The effect of chronic cocaine abuse on human olfaction

Arch Otolaryngol Head Neck Surg. 1990 Dec;116(12):1415-8. doi: 10.1001/archotol.1990.01870120061010.


Cocaine has been used for many decades as both a stimulant and as a topical anesthetic/vasoconstrictor. Illicit "snorting" or freebase smoking has increased markedly in recent years. Decreased olfaction has been an often reported subjective complaint of cocaine abusers, but quantification of smell loss using sensitive psychophysical tests has not yet been done, leading to the present study. Eleven cocaine abusers were recruited from a drug treatment clinic. Olfaction was assessed using a butanol threshold test, the UPSIT, and a 7-item discrimination test. One patient tested anosmic, one had a mild discrimination problem, and one had a large septal perforation but was normosmic. From the present study, it appears that most cocaine abusers, even heavy users or those with intranasal damage, do not develop permanent olfactory dysfunction.

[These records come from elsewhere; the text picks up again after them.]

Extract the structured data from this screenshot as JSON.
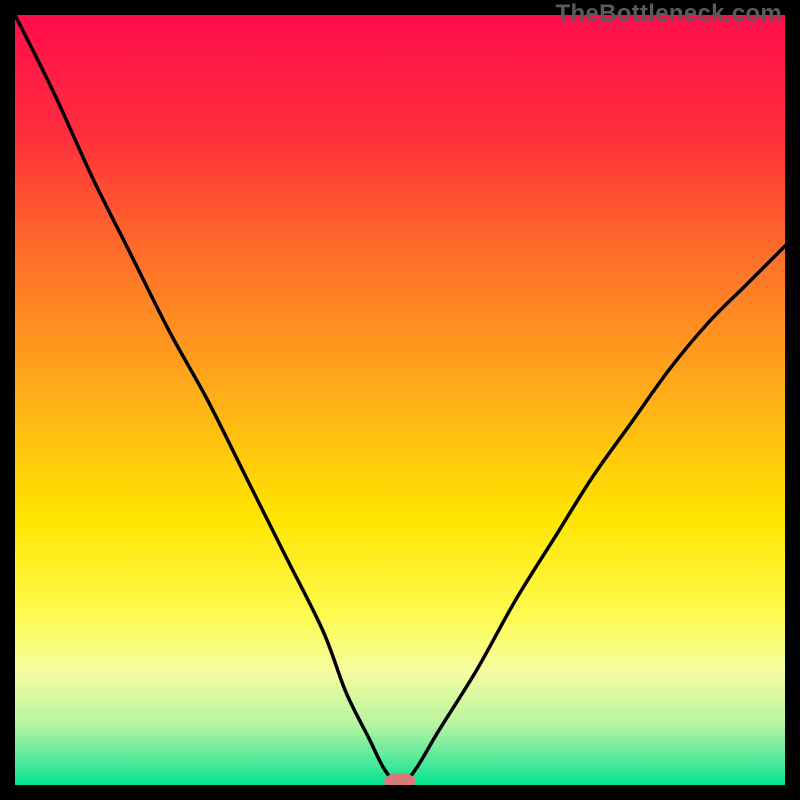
{
  "watermark": "TheBottleneck.com",
  "chart_data": {
    "type": "line",
    "title": "",
    "xlabel": "",
    "ylabel": "",
    "xlim": [
      0,
      100
    ],
    "ylim": [
      0,
      100
    ],
    "x": [
      0,
      5,
      10,
      15,
      20,
      25,
      30,
      35,
      40,
      43,
      46,
      48,
      50,
      52,
      55,
      60,
      65,
      70,
      75,
      80,
      85,
      90,
      95,
      100
    ],
    "values": [
      100,
      90,
      79,
      69,
      59,
      50,
      40,
      30,
      20,
      12,
      6,
      2,
      0,
      2,
      7,
      15,
      24,
      32,
      40,
      47,
      54,
      60,
      65,
      70
    ],
    "gradient_stops": [
      {
        "offset": 0,
        "color": "#ff0d4c"
      },
      {
        "offset": 15,
        "color": "#ff2d3d"
      },
      {
        "offset": 30,
        "color": "#ff6a2a"
      },
      {
        "offset": 50,
        "color": "#ffb018"
      },
      {
        "offset": 65,
        "color": "#ffe400"
      },
      {
        "offset": 78,
        "color": "#fdfb50"
      },
      {
        "offset": 85,
        "color": "#f7fda0"
      },
      {
        "offset": 92,
        "color": "#b8f5a0"
      },
      {
        "offset": 97,
        "color": "#4de89a"
      },
      {
        "offset": 100,
        "color": "#00e58f"
      }
    ],
    "marker": {
      "x": 50,
      "y": 0,
      "color": "#d87a7a"
    },
    "annotations": []
  }
}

It is not clear what factors may have resulted in complaints of olfactory loss in previous studies.

MeSH terms

  • Adult
  • Cocaine / adverse effects*
  • Female
  • Humans
  • Male
  • Middle Aged
  • Nasal Septum / drug effects
  • Smell / drug effects*
  • Substance-Related Disorders* / complications


  • Cocaine